Published July 04, 2013
BAMAKO (AFP) – The chief negotiator in talks between the Mali government and separatist rebels which paved the way for July presidential elections said Thursday that "conditions have not been met" for the vote to go ahead.
Tiebile Drame, architect of the Ouagadougou Accord enabling Malian troops to enter the Tuareg-held northeastern city of Kidal and secure polls scheduled to take place on July 28, told AFP it was "very clear" that the elections would be "botched".
"The conditions have not been met at all for the organisation of elections. There is a form of autism on the part of the administration," said Drame, who is one of a number of high-profile politicians contesting the election.
"The government is not ready, the minister of territorial administration is not ready, contrary to what he said, and the (election commission) is not ready."
The National Movement for the Liberation of Azawad (MNLA) and government troops agreed on June 18 to halt hostilities while soldiers entered Kidal and the rebels were confined to camps -- but neither has been achieved with the election just weeks away, said Drame.
"I am warning about the risks, especially as the situation in Kidal is not yet resolved (and) the administration has not yet returned to the interior of the country," he said.
Meanwhile Mali's election commission has raised concerns that it will be "extremely difficult" to distribute nearly eight million polling cards in a country where 500,000 people have been displaced by conflict.

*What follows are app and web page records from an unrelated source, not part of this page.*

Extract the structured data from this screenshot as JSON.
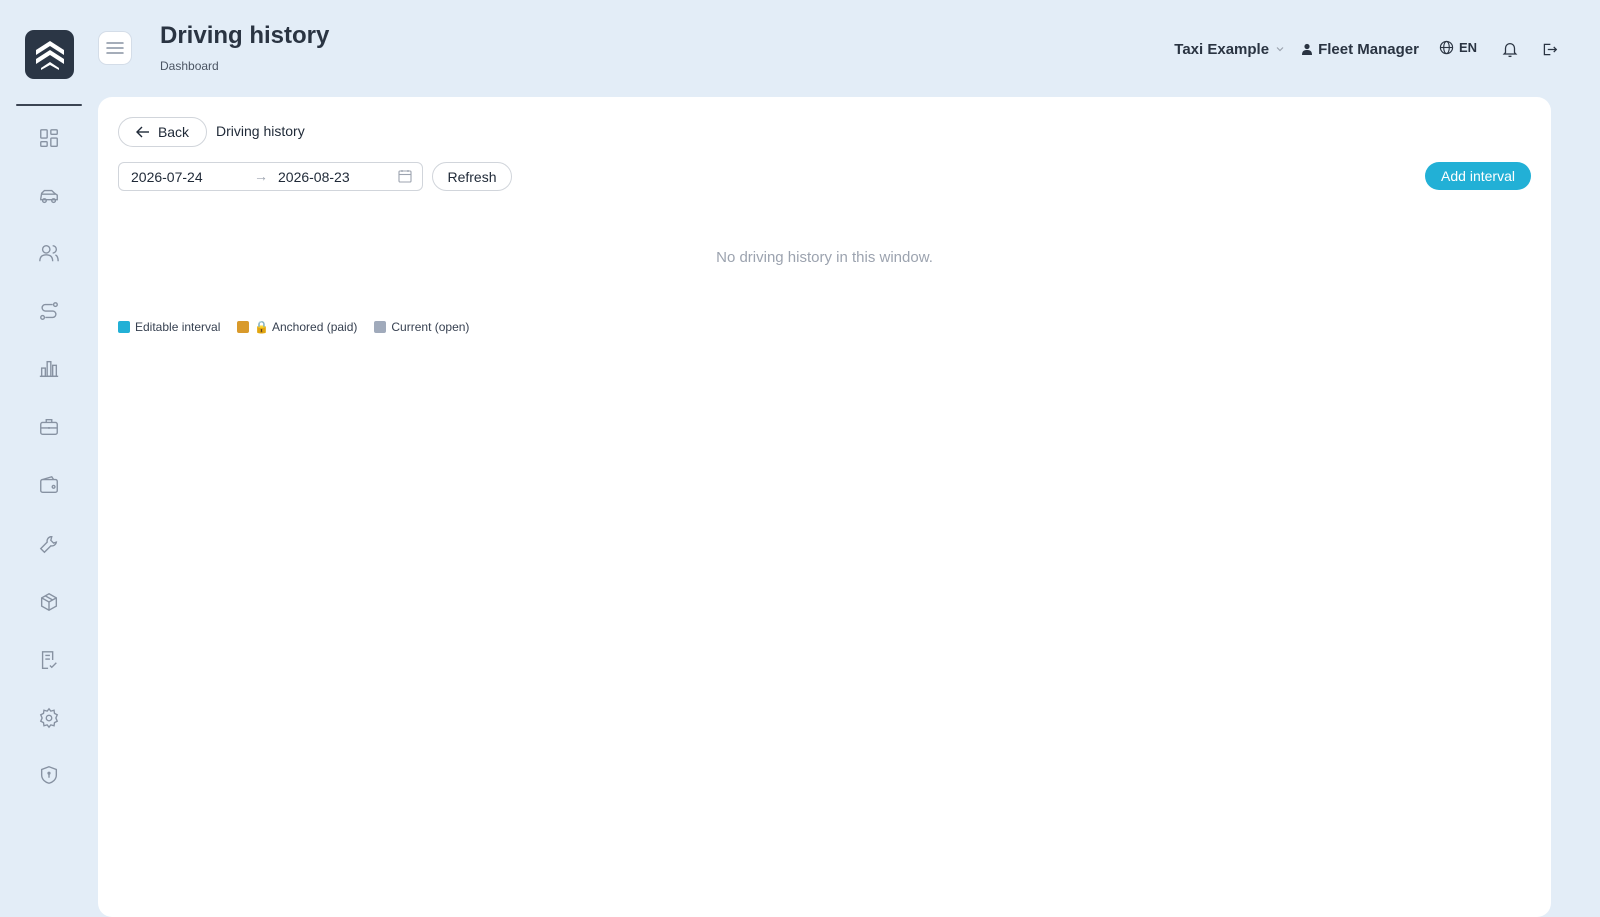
{
  "header": {
    "title": "Driving history",
    "subtitle": "Dashboard",
    "company": "Taxi Example",
    "user": "Fleet Manager",
    "language": "EN"
  },
  "sidebar": {
    "items": [
      {
        "icon": "dashboard-icon"
      },
      {
        "icon": "car-icon"
      },
      {
        "icon": "users-icon"
      },
      {
        "icon": "route-icon"
      },
      {
        "icon": "bar-chart-icon"
      },
      {
        "icon": "briefcase-icon"
      },
      {
        "icon": "wallet-icon"
      },
      {
        "icon": "wrench-icon"
      },
      {
        "icon": "package-icon"
      },
      {
        "icon": "checklist-icon"
      },
      {
        "icon": "settings-icon"
      },
      {
        "icon": "shield-icon"
      }
    ]
  },
  "toolbar": {
    "back_label": "Back",
    "breadcrumb": "Driving history",
    "date_from": "2026-07-24",
    "date_to": "2026-08-23",
    "refresh_label": "Refresh",
    "add_label": "Add interval"
  },
  "main": {
    "empty_message": "No driving history in this window."
  },
  "legend": [
    {
      "label": "Editable interval",
      "color": "#22b0d6"
    },
    {
      "label": "🔒 Anchored (paid)",
      "color": "#d99a2b"
    },
    {
      "label": "Current (open)",
      "color": "#a0aabb"
    }
  ],
  "colors": {
    "accent": "#22b0d6",
    "background": "#e3edf7",
    "panel": "#ffffff"
  }
}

Drame said he would still run for president but was speaking out in the hope that the government would delay the poll.
Echoing its leader's words, Drame's "Party for National Renaissance" released a statement expressing "deep concern at the blindness of the transitional government" which would lead to "botched elections and electoral chaos with unpredictable consequences".
The party urged "friends of Mali to show restraint and less interference in determining the appropriate time to hold elections whose results are to be accepted first by Malians and for Malians".
The decision to hold the first round on July 28, possibly followed by a second round on August 11, was taken by the Malian government under pressure from the international community, and especially former colonial power France.
But the occupation of Kidal by the MNLA has been a major obstacle to organising the election, seen as crucial to Mali's recovery from the conflict of the past 16 months.
Malian military officers staged a coup in March last year after being overpowered by an MNLA rebellion. The Tuaregs seized key northern cities before being sidelined by their Al Qaeda-linked allies who imposed their harsh version of sharia law in towns under their control.
The MNLA sided with a French-led military intervention, which reclaimed most of the lost territory from the Islamists but the Tuaregs have been reluctant to allow government troops into Kidal for the vote.